#### EXERCISE OBJECTIVE
Look through the material below and show every line with the word "this".

================================

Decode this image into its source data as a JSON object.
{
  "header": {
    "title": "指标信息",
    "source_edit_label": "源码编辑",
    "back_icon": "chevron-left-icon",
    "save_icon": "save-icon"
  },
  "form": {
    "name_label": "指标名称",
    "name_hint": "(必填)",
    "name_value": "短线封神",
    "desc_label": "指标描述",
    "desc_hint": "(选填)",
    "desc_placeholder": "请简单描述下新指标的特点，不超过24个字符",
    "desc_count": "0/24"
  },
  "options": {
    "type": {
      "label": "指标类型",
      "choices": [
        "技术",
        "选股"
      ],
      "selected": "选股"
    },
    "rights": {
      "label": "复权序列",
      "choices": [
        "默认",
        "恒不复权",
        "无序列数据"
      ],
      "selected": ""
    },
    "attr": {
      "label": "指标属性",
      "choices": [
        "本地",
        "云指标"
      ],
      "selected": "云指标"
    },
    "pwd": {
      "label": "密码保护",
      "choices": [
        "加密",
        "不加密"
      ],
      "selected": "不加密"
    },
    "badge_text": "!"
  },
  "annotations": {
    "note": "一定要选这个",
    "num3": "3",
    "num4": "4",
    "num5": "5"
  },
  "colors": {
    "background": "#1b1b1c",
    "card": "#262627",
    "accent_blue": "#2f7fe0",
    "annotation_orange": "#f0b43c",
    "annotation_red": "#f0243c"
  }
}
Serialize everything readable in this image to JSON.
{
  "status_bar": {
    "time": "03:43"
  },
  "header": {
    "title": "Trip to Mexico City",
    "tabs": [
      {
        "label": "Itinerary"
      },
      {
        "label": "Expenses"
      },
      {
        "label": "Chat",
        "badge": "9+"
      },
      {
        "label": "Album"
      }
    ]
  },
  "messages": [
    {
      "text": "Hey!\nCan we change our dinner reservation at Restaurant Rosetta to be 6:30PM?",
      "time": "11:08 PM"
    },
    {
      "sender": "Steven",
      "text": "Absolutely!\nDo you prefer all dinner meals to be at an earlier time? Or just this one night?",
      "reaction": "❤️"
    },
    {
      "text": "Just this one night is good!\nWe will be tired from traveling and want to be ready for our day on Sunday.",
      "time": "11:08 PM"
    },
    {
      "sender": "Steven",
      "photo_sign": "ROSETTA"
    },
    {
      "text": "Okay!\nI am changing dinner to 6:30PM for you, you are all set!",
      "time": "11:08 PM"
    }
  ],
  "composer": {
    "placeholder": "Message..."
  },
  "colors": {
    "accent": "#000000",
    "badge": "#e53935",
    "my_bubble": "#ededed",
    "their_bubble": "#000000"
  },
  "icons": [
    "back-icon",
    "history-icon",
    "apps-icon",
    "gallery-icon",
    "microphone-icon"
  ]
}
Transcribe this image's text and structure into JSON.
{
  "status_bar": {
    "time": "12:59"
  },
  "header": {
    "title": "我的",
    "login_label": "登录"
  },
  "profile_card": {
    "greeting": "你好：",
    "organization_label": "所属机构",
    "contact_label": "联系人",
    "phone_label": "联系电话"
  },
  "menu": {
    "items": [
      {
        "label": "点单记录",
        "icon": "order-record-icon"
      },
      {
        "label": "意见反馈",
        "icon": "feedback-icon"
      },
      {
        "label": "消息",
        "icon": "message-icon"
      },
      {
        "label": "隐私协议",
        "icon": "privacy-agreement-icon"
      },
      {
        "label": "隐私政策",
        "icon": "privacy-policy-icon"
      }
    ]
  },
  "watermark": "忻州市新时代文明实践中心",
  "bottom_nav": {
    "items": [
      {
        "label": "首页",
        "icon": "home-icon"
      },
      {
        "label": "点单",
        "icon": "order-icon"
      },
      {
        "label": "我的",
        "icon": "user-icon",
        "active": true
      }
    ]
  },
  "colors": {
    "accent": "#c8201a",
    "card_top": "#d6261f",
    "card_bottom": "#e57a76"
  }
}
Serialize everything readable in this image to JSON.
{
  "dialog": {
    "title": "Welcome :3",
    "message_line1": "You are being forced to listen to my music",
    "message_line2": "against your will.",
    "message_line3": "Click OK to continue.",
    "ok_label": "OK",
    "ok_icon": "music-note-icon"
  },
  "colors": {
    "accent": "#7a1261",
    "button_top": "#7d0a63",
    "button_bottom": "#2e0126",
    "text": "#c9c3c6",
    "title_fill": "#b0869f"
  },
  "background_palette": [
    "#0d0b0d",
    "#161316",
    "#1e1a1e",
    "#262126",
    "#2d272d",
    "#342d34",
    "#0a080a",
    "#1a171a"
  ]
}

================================

#### FINAL ANSWER
Decode this image into its source data as a JSON object.
Serialize everything readable in this image to JSON.
      "text": "Absolutely!\nDo you prefer all dinner meals to be at an earlier time? Or just this one night?",
      "text": "Just this one night is good!\nWe will be tired from traveling and want to be ready for our day on Sunday.",
Transcribe this image's text and structure into JSON.
Serialize everything readable in this image to JSON.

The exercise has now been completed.